Metasurface studies have demonstrated vast applications to control optical properties of light based on the ability to design unit cells with desired phase and reflectivity in 2D subwavelength periodic arrays. The simplified design strategy is only an approximation since the unit cells can be subject to near-field coupling effects due to influence from neighbor unit cells. In this work, we try to investigate this effect by numerically and experimentally studying the near-field response from gold nanobricks of varied length, fabricated in both quasi-periodic and periodic configuration on top of dielectric-coated (SiO2) layer and gold layer at telecommunication wavelength (1500 nm), which is the commonly used gap plasmon configuration for efficient metasurfaces. The experimental near-field investigation is performed using a phase-resolved scattering-type scanning near-field optical microscopy (s-SNOM) in the transmission mode. We demonstrate that near-field coupling becomes significant when edge-to-edge separation between GSP elements goes below ~200-250 nm. We also show that the reflection phase of any GSP element is approximately equal to its doubled near-field phase. Thus, our studies provide a direct explanation of a reduced performance of a densely-packed GSP metasurfaces. This technique can accurately predict the performance of different types of metasurfaces by observing their near-field response in different periodic configurations by considering factors ignored in the design stage, which include fabrication uncertainties, wrong design considerations along with near-field coupling effects.
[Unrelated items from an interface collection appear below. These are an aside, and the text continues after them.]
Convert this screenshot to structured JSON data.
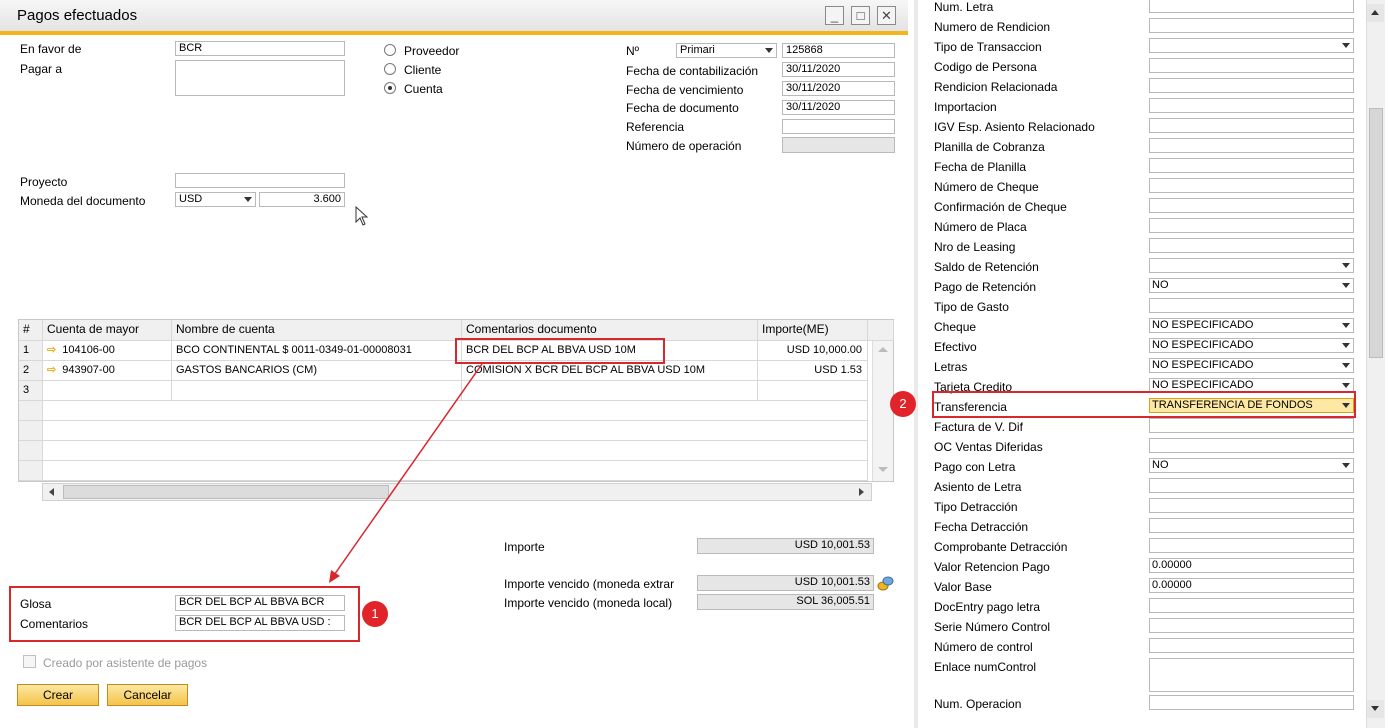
{
  "window": {
    "title": "Pagos efectuados"
  },
  "header": {
    "en_favor_de_label": "En favor de",
    "en_favor_de_value": "BCR",
    "pagar_a_label": "Pagar a",
    "pagar_a_value": "",
    "proyecto_label": "Proyecto",
    "proyecto_value": "",
    "moneda_label": "Moneda del documento",
    "moneda_value": "USD",
    "tipo_cambio": "3.600"
  },
  "radios": [
    {
      "label": "Proveedor",
      "selected": false
    },
    {
      "label": "Cliente",
      "selected": false
    },
    {
      "label": "Cuenta",
      "selected": true
    }
  ],
  "docinfo": {
    "no_label": "Nº",
    "serie": "Primari",
    "numero": "125868",
    "fecha_contab_label": "Fecha de contabilización",
    "fecha_contab": "30/11/2020",
    "fecha_venc_label": "Fecha de vencimiento",
    "fecha_venc": "30/11/2020",
    "fecha_doc_label": "Fecha de documento",
    "fecha_doc": "30/11/2020",
    "referencia_label": "Referencia",
    "referencia": "",
    "num_operacion_label": "Número de operación",
    "num_operacion": ""
  },
  "grid": {
    "headers": [
      "#",
      "Cuenta de mayor",
      "Nombre de cuenta",
      "Comentarios documento",
      "Importe(ME)"
    ],
    "rows": [
      {
        "n": "1",
        "cuenta": "104106-00",
        "nombre": "BCO CONTINENTAL $ 0011-0349-01-00008031",
        "comentario": "BCR DEL BCP AL BBVA USD 10M",
        "importe": "USD 10,000.00"
      },
      {
        "n": "2",
        "cuenta": "943907-00",
        "nombre": "GASTOS BANCARIOS (CM)",
        "comentario": "COMISION X BCR DEL BCP AL BBVA USD 10M",
        "importe": "USD 1.53"
      },
      {
        "n": "3",
        "cuenta": "",
        "nombre": "",
        "comentario": "",
        "importe": ""
      }
    ]
  },
  "totals": {
    "importe_label": "Importe",
    "importe": "USD 10,001.53",
    "vencido_ext_label": "Importe vencido (moneda extrar",
    "vencido_ext": "USD 10,001.53",
    "vencido_local_label": "Importe vencido (moneda local)",
    "vencido_local": "SOL 36,005.51"
  },
  "footer": {
    "glosa_label": "Glosa",
    "glosa": "BCR DEL BCP AL BBVA BCR",
    "comentarios_label": "Comentarios",
    "comentarios": "BCR DEL BCP AL BBVA USD :",
    "asistente_label": "Creado por asistente de pagos",
    "crear": "Crear",
    "cancelar": "Cancelar"
  },
  "callouts": {
    "one": "1",
    "two": "2"
  },
  "udf": [
    {
      "label": "Num. Letra",
      "value": ""
    },
    {
      "label": "Numero de Rendicion",
      "value": ""
    },
    {
      "label": "Tipo de Transaccion",
      "value": "",
      "combo": true
    },
    {
      "label": "Codigo de Persona",
      "value": ""
    },
    {
      "label": "Rendicion Relacionada",
      "value": ""
    },
    {
      "label": "Importacion",
      "value": ""
    },
    {
      "label": "IGV Esp. Asiento Relacionado",
      "value": ""
    },
    {
      "label": "Planilla de Cobranza",
      "value": ""
    },
    {
      "label": "Fecha de Planilla",
      "value": ""
    },
    {
      "label": "Número de Cheque",
      "value": ""
    },
    {
      "label": "Confirmación de Cheque",
      "value": ""
    },
    {
      "label": "Número de Placa",
      "value": ""
    },
    {
      "label": "Nro de Leasing",
      "value": ""
    },
    {
      "label": "Saldo de Retención",
      "value": "",
      "combo": true
    },
    {
      "label": "Pago de Retención",
      "value": "NO",
      "combo": true
    },
    {
      "label": "Tipo de Gasto",
      "value": ""
    },
    {
      "label": "Cheque",
      "value": "NO ESPECIFICADO",
      "combo": true
    },
    {
      "label": "Efectivo",
      "value": "NO ESPECIFICADO",
      "combo": true
    },
    {
      "label": "Letras",
      "value": "NO ESPECIFICADO",
      "combo": true
    },
    {
      "label": "Tarjeta Credito",
      "value": "NO ESPECIFICADO",
      "combo": true
    },
    {
      "label": "Transferencia",
      "value": "TRANSFERENCIA DE FONDOS",
      "combo": true,
      "highlight": true
    },
    {
      "label": "Factura de V. Dif",
      "value": ""
    },
    {
      "label": "OC Ventas Diferidas",
      "value": ""
    },
    {
      "label": "Pago con Letra",
      "value": "NO",
      "combo": true
    },
    {
      "label": "Asiento de Letra",
      "value": ""
    },
    {
      "label": "Tipo Detracción",
      "value": ""
    },
    {
      "label": "Fecha Detracción",
      "value": ""
    },
    {
      "label": "Comprobante Detracción",
      "value": ""
    },
    {
      "label": "Valor Retencion Pago",
      "value": "0.00000"
    },
    {
      "label": "Valor Base",
      "value": "0.00000"
    },
    {
      "label": "DocEntry pago letra",
      "value": ""
    },
    {
      "label": "Serie Número Control",
      "value": ""
    },
    {
      "label": "Número de control",
      "value": ""
    },
    {
      "label": "Enlace numControl",
      "value": "",
      "tall": true
    },
    {
      "label": "Num. Operacion",
      "value": ""
    }
  ]
}
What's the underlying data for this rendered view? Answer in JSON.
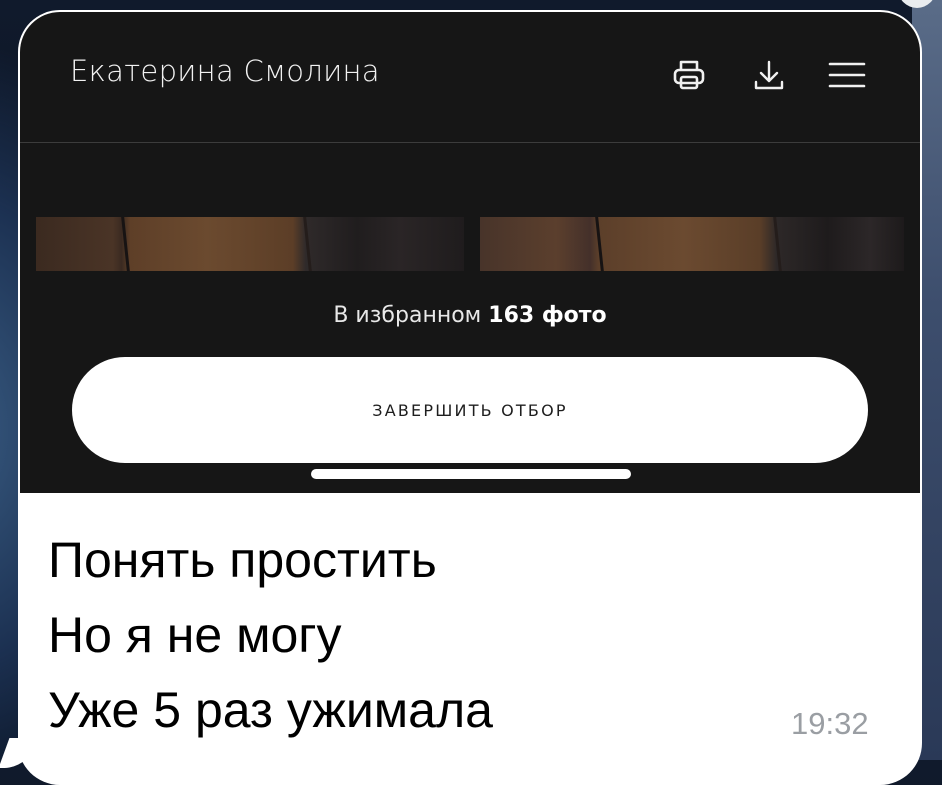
{
  "screen": {
    "title": "Екатерина Смолина",
    "icons": {
      "print": "printer-icon",
      "download": "download-icon",
      "menu": "hamburger-menu-icon"
    },
    "favorites_prefix": "В избранном",
    "favorites_count": "163 фото",
    "finish_button": "ЗАВЕРШИТЬ ОТБОР"
  },
  "message": {
    "lines": [
      "Понять простить",
      "Но я не могу",
      "Уже 5 раз ужимала"
    ],
    "time": "19:32"
  },
  "colors": {
    "screen_bg": "#161616",
    "bubble_bg": "#ffffff",
    "time_text": "#9a9ea3"
  }
}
Plasmonic terahertz (THz) resonators provide a promising route for exploring strong light-matter coupling phenomena. Double-metal resonator designs in particular enable strong enhancement of the THz field and provide well-defined field orientation and confinement within a sub-wavelength size volume. The strong field confinement however limits access to the internal fields essential for investigations of light-matter coupling. We propose and investigate a method for mapping and spectroscopic analysis of the internal fields in double-metal plasmonic THz resonators. We use aperture-type scanning near-field THz microscopy to access strongly confined fields with sub-wavelength spatial resolution of ~5 μm (~λ/100). Combined with the THz time-domain spectroscopy technique, the near-field method allows us to perform spectroscopic studies and investigate the field evolution inside the resonator. This experimental method opens doors to studies of strong light-matter coupling at THz frequencies in individual plasmonic resonators.